In addition to the mentioned above, the law obliges public broadcasters <<to provide programs to consumers aimed at overcoming stereotypes based on national, racial, religious or gender discrimination>> (Article 22, part 6, point 3, subpoint c). This regulation expresses a positive obligation for a state to ensure that companies providing audiovisual services would take measures towards overcoming stereotypes based on religious discrimination. This may also include a positive obligation to take non-legal steps, such as actions and decisions aimed at awareness-raising, advisory and guiding, that will help combat hate speech.

It is recommended to conduct regular monitoring of radio and television companies and to initiate administrative proceedings in relation to radio and television programs that initiate, promote and disseminate religious hatred, enmity, intolerance; and also to require from CTR to adopt an administrative act establishing the administrative responsibility of the broadcasting entity concerned. In case of failure to adopt a favorable administrative act, the decision of CTR can be appealed through an administrative or judicial procedure.

Soft laws

Soft laws are established by self-regulatory bodies to regulate such legal relations that the authorities deem most suitable for autonomous regulation, without state intervention. In this regard, a number of media companies have adopted codes of conduct for journalists, which in particular, contain provisions prohibiting hate speech. Given the public nature of media activities, the prohibition of such norms is one of the public significance.

47 media outlets of Armenia have jointly adopted the Code of Ethics for the Armenian Media and Journalists, on ethical principles pertaining to their activities. Article 5 of the Code stipulates the following:


Respect for Representatives of Different Groups and for Universal Values

 5.2. Not to promote in any way ethnic or religious hatred and intolerance, or any discrimination on political, social, sexual, and language grounds, exclude hate speech.

A dispute resolving the <<Observatory>> Body has been established in order to coordinate the application of the Code. It is a representative body that conducts investigations on the basis of the submitted applications and makes decisions on the presence or absence of violations of the provisions of the Code of Ethics and issues relevant decisions. The Observatory Body is an authoritative body in the journalistic community.
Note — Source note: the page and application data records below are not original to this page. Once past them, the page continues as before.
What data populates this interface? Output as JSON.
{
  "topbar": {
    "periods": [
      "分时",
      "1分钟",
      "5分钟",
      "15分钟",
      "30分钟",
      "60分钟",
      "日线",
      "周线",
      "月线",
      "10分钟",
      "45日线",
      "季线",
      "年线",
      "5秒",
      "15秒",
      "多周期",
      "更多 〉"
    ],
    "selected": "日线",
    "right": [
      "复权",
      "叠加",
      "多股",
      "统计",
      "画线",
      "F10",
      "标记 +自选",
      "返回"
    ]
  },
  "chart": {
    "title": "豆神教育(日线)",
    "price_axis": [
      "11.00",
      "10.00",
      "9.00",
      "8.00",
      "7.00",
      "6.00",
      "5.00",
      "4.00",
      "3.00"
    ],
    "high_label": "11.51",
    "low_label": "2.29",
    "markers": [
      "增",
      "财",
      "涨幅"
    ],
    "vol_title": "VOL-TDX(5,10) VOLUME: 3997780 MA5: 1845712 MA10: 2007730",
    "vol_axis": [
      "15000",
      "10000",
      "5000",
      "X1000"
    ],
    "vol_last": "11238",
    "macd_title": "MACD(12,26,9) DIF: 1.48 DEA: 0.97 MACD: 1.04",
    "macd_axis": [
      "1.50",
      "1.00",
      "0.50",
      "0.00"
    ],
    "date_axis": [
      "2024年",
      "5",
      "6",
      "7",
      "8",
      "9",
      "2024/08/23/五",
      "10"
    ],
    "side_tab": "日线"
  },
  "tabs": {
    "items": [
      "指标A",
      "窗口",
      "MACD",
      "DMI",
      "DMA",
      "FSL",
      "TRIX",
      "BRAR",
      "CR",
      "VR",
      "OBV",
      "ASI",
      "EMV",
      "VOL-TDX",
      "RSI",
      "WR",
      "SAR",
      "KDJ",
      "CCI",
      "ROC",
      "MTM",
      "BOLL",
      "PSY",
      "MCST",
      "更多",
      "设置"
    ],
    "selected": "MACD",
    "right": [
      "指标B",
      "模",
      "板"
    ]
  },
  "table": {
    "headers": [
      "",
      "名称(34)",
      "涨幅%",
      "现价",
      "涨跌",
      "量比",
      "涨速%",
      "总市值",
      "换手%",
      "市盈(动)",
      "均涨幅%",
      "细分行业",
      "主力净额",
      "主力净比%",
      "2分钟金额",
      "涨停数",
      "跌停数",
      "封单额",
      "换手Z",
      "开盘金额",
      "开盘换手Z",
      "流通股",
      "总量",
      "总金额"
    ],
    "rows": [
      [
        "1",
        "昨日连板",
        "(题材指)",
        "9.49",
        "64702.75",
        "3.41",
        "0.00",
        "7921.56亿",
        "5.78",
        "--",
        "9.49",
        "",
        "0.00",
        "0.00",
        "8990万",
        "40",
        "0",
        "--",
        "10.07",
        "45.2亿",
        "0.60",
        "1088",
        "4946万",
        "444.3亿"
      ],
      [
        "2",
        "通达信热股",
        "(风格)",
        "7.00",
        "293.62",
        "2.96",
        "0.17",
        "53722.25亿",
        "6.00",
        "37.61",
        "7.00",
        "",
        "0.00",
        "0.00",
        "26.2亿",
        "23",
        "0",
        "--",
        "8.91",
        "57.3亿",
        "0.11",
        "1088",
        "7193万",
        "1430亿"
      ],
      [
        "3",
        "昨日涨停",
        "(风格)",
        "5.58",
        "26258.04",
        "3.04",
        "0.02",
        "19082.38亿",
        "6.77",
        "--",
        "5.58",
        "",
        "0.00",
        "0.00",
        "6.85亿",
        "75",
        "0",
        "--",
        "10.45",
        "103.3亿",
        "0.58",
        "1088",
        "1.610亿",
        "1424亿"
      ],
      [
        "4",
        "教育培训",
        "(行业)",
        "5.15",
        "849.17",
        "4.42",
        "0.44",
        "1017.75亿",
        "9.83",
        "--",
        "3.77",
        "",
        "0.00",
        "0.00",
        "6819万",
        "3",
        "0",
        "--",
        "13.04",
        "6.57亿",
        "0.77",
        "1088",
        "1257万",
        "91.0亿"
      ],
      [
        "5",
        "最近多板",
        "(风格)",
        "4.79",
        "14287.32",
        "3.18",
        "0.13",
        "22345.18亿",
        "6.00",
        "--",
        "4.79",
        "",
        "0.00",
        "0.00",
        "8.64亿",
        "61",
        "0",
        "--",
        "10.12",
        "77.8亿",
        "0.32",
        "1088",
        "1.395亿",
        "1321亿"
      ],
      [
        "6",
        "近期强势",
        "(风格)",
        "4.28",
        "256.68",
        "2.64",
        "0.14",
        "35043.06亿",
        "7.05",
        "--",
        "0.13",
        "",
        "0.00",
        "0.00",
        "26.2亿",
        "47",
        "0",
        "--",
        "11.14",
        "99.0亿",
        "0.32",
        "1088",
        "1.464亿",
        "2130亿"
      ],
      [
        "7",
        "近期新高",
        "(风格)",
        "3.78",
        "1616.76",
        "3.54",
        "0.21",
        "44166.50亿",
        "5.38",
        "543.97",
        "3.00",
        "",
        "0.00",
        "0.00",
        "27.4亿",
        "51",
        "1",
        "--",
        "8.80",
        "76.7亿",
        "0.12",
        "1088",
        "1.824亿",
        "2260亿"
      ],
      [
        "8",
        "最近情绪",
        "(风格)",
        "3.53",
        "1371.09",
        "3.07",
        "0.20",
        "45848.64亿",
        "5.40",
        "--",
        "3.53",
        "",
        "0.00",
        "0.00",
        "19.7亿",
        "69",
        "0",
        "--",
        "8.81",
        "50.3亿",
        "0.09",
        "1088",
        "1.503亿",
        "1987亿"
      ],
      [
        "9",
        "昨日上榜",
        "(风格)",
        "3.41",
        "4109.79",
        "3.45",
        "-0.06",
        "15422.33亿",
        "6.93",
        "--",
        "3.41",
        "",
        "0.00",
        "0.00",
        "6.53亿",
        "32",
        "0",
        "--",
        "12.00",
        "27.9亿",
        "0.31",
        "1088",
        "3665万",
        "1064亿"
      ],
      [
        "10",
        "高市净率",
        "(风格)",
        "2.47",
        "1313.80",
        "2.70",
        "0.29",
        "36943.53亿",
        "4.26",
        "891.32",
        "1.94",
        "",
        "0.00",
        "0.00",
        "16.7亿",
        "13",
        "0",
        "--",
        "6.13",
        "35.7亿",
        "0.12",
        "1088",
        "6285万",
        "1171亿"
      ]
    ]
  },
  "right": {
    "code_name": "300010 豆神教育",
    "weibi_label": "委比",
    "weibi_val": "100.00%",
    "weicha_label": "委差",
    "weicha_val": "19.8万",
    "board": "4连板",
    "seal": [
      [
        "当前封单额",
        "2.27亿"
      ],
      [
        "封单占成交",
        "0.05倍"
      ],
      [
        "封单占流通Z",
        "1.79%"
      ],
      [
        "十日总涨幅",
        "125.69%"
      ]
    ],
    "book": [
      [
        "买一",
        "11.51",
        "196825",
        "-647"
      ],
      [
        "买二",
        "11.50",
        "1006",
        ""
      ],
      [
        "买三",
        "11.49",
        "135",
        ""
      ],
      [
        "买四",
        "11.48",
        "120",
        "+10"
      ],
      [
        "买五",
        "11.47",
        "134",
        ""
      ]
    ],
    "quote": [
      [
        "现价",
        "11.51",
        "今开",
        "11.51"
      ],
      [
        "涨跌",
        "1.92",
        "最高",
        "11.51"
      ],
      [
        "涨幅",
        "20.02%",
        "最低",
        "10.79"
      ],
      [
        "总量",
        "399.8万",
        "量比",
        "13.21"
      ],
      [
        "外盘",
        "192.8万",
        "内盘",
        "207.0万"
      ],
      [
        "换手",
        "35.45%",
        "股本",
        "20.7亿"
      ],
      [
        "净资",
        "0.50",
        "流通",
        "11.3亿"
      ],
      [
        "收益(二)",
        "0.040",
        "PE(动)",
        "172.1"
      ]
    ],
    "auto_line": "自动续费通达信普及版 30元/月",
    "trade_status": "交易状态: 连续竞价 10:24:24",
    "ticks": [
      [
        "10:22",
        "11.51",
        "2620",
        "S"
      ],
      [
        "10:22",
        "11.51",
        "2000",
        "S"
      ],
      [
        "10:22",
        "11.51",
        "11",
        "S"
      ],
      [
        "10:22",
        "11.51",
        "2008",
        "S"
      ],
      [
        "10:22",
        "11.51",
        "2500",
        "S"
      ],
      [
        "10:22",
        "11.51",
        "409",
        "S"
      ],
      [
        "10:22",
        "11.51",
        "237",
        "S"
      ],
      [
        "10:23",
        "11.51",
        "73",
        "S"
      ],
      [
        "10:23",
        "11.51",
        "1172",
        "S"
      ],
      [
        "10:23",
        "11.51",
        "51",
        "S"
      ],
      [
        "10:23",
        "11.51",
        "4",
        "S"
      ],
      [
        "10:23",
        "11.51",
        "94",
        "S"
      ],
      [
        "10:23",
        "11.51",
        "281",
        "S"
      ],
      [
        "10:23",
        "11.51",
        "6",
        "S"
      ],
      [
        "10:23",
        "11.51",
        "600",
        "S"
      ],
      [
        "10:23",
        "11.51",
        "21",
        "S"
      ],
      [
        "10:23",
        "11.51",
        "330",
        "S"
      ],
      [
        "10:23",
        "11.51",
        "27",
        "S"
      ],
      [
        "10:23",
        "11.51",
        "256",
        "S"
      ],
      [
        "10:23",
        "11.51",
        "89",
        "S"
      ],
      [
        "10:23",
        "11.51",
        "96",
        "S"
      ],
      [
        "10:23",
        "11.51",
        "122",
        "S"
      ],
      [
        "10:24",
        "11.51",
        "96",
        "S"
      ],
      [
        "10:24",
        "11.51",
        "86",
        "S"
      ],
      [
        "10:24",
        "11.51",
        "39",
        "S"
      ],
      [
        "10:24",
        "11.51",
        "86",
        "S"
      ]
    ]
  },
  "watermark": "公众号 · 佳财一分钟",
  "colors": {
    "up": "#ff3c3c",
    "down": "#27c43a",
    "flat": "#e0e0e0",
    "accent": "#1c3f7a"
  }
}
The media outlets that adopted the Code, usually take notice of the decision issued by the Observatory Body, trying not to break the norms of behavior provided by the Code, adapting their activities to the norms of the Code of Ethics. In a number of cases, the decisions of the Observatory Body were also presented by the trial participants during dispute resolution processes.

Thus, it is recommended to initiate legal proceedings of hate speech incidents before the Observatory Body, on the platform of 47 media outlets that have adopted the Code or by journalists on their personal platforms.